40 Years Strong
Speaking for Ourselves began in February 1982 and has been assisting to empower others, pass legislation, and supporting all people to speak for themselves.
We met at Montgomery County ARC in Norristown. For the first time, we discussed forming a group run by and for people with disabilities. We discussed if we were interested in holding a conference. These meetings led to our first conference in June of 1982.
Our first conference was very uplifting and successful and there were around 100 people attending. Some of these people spoke out; among them were: Harry Cappuccio, Steve Dorsey, Betty Potts, Domenic Rossi, Lynne Armbrust, and Luann Carter. People came from group homes, boarding homes and with their parents.
The title for our name was thought of by the small group, five of us. We thought of “People Like Ourselves,” then the word ourselves remained the same, we decided to add “Speaking For” in front of “Ourselves” as our title.
Chapter meetings were first held at the Montgomery ARC Building until we discovered the Norristown Public Library. Meetings were held once a month.
During 1983, the other four county chapters started. They were Bucks, Chester, Philadelphia, and Delaware. Some of the first chapter presidents were Steve Dorsey, Roland Johnson, Louis Newburg, Richard Humer and Karen Hayes. A few of us from Speaking for Ourselves went to Pittsburg and Harrisburg to start a chapter but they fell through.
In the year of 1990, the Mon Valley near Pittsburgh started and formed.
In 1998, we were very proud to add our Blair and York chapters.
It was attended by 300 people.
In 1985, we were at the Valley Forge Sheraton Convention Center after they first opened.
In 1986, we met at the Adams Mark Hotel about Real Jobs.
In 1987, we celebrated our 5th year anniversary at the Dunfey Hotel.
In 1988, we met at Twelve Caesars about our future.
In 1989, we started to hold our conferences at the Delaware County Community College.
The people who signed the official documents were Daniel Kolb, Harry Cappuccio, Luann Carter, Peggy Carney, Domenic Rossi, and Mark Friedman. The first Board of Directors was formed and began meeting at Ken-Crest office in Plymouth Meeting Domenic Rossi was the first Board President.
We traveled to these states: New York, Virginia, Ohio, Tennessee, Illinois, Wisconsin, Texas, Colorado, Washington, Connecticut, New Jersey, Maryland, Massachusetts, Canada, and London, England.
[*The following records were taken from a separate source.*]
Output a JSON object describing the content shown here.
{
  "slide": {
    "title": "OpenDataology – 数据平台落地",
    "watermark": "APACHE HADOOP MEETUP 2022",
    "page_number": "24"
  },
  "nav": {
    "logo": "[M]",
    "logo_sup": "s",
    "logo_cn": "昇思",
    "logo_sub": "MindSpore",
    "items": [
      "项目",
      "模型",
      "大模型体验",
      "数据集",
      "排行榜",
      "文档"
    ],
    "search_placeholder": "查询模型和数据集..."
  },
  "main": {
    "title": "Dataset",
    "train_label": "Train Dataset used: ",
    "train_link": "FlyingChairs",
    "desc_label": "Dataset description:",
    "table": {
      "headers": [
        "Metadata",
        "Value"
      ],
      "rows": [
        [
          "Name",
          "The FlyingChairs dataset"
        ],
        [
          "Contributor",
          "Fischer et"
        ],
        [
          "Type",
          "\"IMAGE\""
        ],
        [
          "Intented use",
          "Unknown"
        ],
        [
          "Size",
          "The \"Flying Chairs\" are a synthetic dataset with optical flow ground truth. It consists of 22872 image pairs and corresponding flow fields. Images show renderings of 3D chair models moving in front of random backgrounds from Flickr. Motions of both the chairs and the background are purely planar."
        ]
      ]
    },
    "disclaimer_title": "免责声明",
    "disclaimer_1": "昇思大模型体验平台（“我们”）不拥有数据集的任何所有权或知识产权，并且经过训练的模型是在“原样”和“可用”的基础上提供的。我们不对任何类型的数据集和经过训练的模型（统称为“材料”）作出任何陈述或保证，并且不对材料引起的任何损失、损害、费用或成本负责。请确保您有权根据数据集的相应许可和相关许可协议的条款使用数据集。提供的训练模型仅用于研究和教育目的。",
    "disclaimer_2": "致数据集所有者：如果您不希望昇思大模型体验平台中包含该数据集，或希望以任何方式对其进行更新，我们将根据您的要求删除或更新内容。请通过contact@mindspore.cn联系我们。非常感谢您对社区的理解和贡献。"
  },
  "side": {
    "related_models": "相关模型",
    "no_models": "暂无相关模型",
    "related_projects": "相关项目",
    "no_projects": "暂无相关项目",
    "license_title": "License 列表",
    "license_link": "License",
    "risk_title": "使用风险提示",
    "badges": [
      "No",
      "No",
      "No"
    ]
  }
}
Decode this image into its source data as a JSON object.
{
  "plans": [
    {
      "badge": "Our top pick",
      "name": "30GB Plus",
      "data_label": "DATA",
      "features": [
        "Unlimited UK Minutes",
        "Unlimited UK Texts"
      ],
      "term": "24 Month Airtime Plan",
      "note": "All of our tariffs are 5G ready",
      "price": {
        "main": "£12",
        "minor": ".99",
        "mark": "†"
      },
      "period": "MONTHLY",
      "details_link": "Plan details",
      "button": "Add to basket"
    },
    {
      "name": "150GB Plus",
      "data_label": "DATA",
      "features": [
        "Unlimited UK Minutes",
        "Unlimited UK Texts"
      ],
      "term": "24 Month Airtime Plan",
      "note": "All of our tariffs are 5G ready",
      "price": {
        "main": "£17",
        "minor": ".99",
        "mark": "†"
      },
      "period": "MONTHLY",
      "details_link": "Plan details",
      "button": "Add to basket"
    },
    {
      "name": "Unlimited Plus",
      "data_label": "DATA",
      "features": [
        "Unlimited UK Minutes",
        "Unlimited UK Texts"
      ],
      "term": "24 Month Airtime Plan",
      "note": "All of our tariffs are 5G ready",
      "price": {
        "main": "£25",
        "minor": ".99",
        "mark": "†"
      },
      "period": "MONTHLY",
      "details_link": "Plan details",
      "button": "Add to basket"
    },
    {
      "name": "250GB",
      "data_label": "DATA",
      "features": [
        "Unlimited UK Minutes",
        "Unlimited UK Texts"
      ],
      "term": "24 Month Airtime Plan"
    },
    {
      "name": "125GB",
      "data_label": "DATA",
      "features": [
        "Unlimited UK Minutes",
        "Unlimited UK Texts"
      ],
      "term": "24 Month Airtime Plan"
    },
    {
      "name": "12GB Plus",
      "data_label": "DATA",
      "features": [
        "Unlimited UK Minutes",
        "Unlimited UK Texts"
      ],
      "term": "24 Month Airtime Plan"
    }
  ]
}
Some of the people that members from the chapters worked with have been Ginny Thornburgh, Congressmen, Peter Kottmeyer, Joe Hoeffel, and Jon Fox, and Senator John Heinz.
As we got bigger, we got more involved with very important issues. We started to work to get people out of institutions. We worked with Temple University to interview people in sheltered workshops and in Real Jobs. We were part of rallies held in Philadelphia and Harrisburg for more funding. We testified in Federal Court. We testified to the United States Congress in Washington D.C. and to Pennsylvania governmental officials in Harrisburg. We helped the National Park Service to make Independence Hall more accessible to people with disabilities. The League of Woman Voters worked with us on voter registration.
He was sorely missed, and he was a big part of us.
In memory of Roland, we were a part of making a quilt in his honor.
Roland’s quilt is about his life. We used his favorite colors, and the things that mattered to him. Family and friends were invited to contribute to the making of the quilt panel in memory of Roland. There were 3 themes; his church and family, his home and personal life, and Speaking For Ourselves and his public life. As part of the church and family theme, there were Bible verse needlepoints and the dove representing his Church. The applique of his house is surrounded by the things that mattered in his personal life, like his cat Mittens and the frog that hung on the bulletin board in his hospital room. The logo for Speaking For Ourselves, a self-advocacy organization, was used as the center of his public life, the gavel stood for the years he was president of the Philadelphia chapter of Speaking For Ourselves and for the four years that he was president of the Board, and vice president of the national self-advocacy organization.
She was helped through many security checks and into the White House. When she reached the meeting room, it was startling to see they were meeting in the President’s Cabinet Room. Note cards with everyone’s name were laid out on the huge wooden conference table and there was Debbie’s name right next to the Presidents. Other disability leaders were kidding Debbie about sitting in the chair beside the President. They called it being in the hot seat.
The President arrived and shook hands with all at the table. He introduced those on his cabinet with disabilities, Bob Williams and Judy Heumann. He brought someone from employment and social security. The President started off this historic meeting by talking about the importance of the ADA and the new CASA bill. He told the dozen guests that he needed to hear from the grassroots and to have everyone at the table. He asked to hear from everyone in the room and how important it was to have the cross-disability groups involved. He realized and appreciated the hard work everyone at the table was doing and how he really supported the ADA and the IDEA.